■ ACTION ITEM ■
The whole listing, except its pictures, is to be repeated exactly.

■ DATA TO EXAMINE ■
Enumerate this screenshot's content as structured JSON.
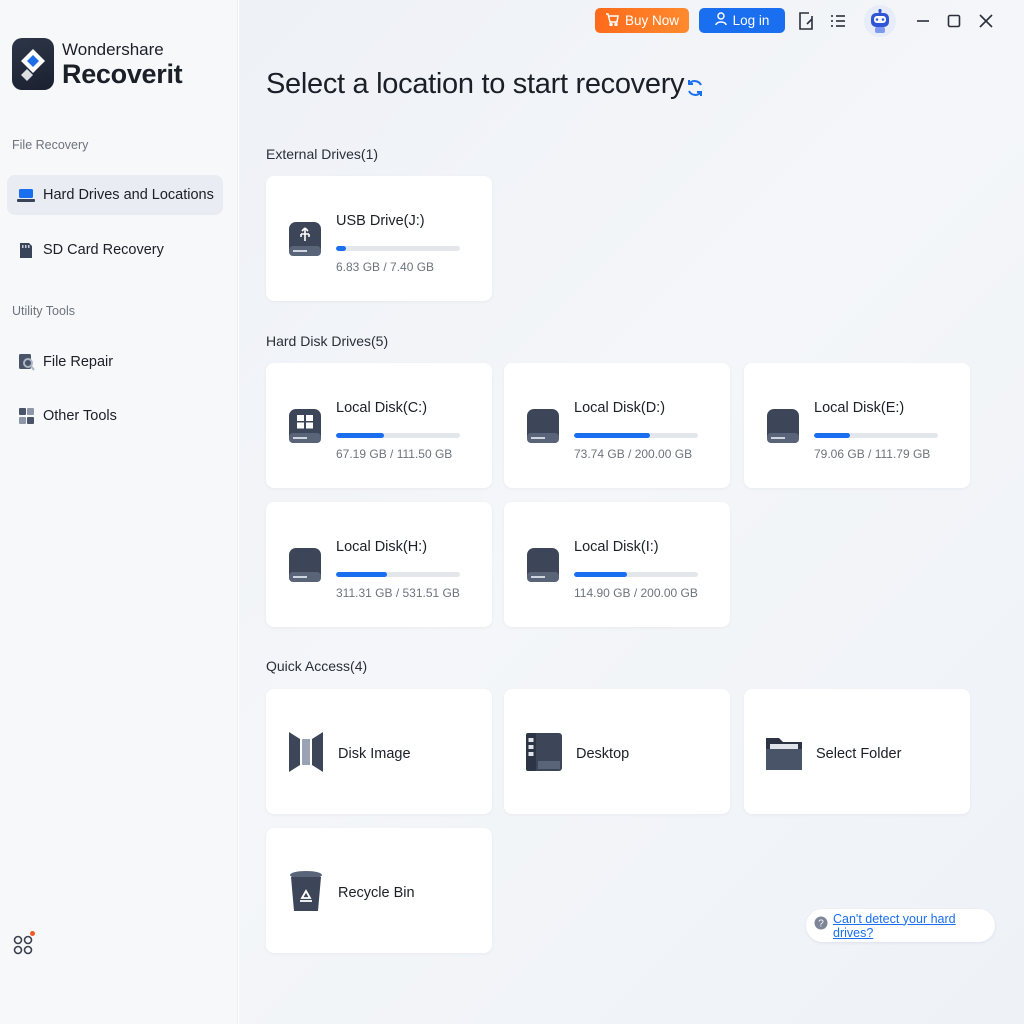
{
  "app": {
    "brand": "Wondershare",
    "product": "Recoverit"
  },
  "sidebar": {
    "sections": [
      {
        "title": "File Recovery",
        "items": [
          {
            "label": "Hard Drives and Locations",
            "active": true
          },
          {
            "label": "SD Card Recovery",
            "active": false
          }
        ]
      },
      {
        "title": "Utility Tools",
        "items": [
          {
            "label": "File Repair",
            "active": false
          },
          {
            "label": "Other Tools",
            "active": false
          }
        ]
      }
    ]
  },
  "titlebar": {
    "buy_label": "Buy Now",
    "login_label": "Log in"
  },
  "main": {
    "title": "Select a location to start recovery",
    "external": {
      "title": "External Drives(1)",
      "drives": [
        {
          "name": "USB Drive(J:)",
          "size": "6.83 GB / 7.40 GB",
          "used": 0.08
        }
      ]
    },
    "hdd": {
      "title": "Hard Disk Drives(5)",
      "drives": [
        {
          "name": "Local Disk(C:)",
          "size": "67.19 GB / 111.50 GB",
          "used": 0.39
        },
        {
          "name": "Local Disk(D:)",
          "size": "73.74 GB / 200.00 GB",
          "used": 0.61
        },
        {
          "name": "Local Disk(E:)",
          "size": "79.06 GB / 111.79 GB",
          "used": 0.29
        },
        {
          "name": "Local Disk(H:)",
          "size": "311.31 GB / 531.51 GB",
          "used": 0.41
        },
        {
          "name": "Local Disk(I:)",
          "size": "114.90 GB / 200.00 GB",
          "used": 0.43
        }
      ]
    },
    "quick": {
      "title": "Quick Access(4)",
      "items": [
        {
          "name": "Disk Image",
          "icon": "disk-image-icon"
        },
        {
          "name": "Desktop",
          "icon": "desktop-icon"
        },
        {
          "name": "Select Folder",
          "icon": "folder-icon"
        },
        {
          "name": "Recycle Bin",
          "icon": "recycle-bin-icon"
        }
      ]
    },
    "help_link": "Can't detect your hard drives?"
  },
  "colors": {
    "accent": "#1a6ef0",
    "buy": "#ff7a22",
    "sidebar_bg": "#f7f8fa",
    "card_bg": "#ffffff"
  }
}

■ EXERCISE RESPONSE ■
Enumerate this screenshot's content as structured JSON.
{
  "app": {
    "brand": "Wondershare",
    "product": "Recoverit"
  },
  "sidebar": {
    "sections": [
      {
        "title": "File Recovery",
        "items": [
          {
            "label": "Hard Drives and Locations",
            "active": true
          },
          {
            "label": "SD Card Recovery",
            "active": false
          }
        ]
      },
      {
        "title": "Utility Tools",
        "items": [
          {
            "label": "File Repair",
            "active": false
          },
          {
            "label": "Other Tools",
            "active": false
          }
        ]
      }
    ]
  },
  "titlebar": {
    "buy_label": "Buy Now",
    "login_label": "Log in"
  },
  "main": {
    "title": "Select a location to start recovery",
    "external": {
      "title": "External Drives(1)",
      "drives": [
        {
          "name": "USB Drive(J:)",
          "size": "6.83 GB / 7.40 GB",
          "used": 0.08
        }
      ]
    },
    "hdd": {
      "title": "Hard Disk Drives(5)",
      "drives": [
        {
          "name": "Local Disk(C:)",
          "size": "67.19 GB / 111.50 GB",
          "used": 0.39
        },
        {
          "name": "Local Disk(D:)",
          "size": "73.74 GB / 200.00 GB",
          "used": 0.61
        },
        {
          "name": "Local Disk(E:)",
          "size": "79.06 GB / 111.79 GB",
          "used": 0.29
        },
        {
          "name": "Local Disk(H:)",
          "size": "311.31 GB / 531.51 GB",
          "used": 0.41
        },
        {
          "name": "Local Disk(I:)",
          "size": "114.90 GB / 200.00 GB",
          "used": 0.43
        }
      ]
    },
    "quick": {
      "title": "Quick Access(4)",
      "items": [
        {
          "name": "Disk Image",
          "icon": "disk-image-icon"
        },
        {
          "name": "Desktop",
          "icon": "desktop-icon"
        },
        {
          "name": "Select Folder",
          "icon": "folder-icon"
        },
        {
          "name": "Recycle Bin",
          "icon": "recycle-bin-icon"
        }
      ]
    },
    "help_link": "Can't detect your hard drives?"
  },
  "colors": {
    "accent": "#1a6ef0",
    "buy": "#ff7a22",
    "sidebar_bg": "#f7f8fa",
    "card_bg": "#ffffff"
  }
}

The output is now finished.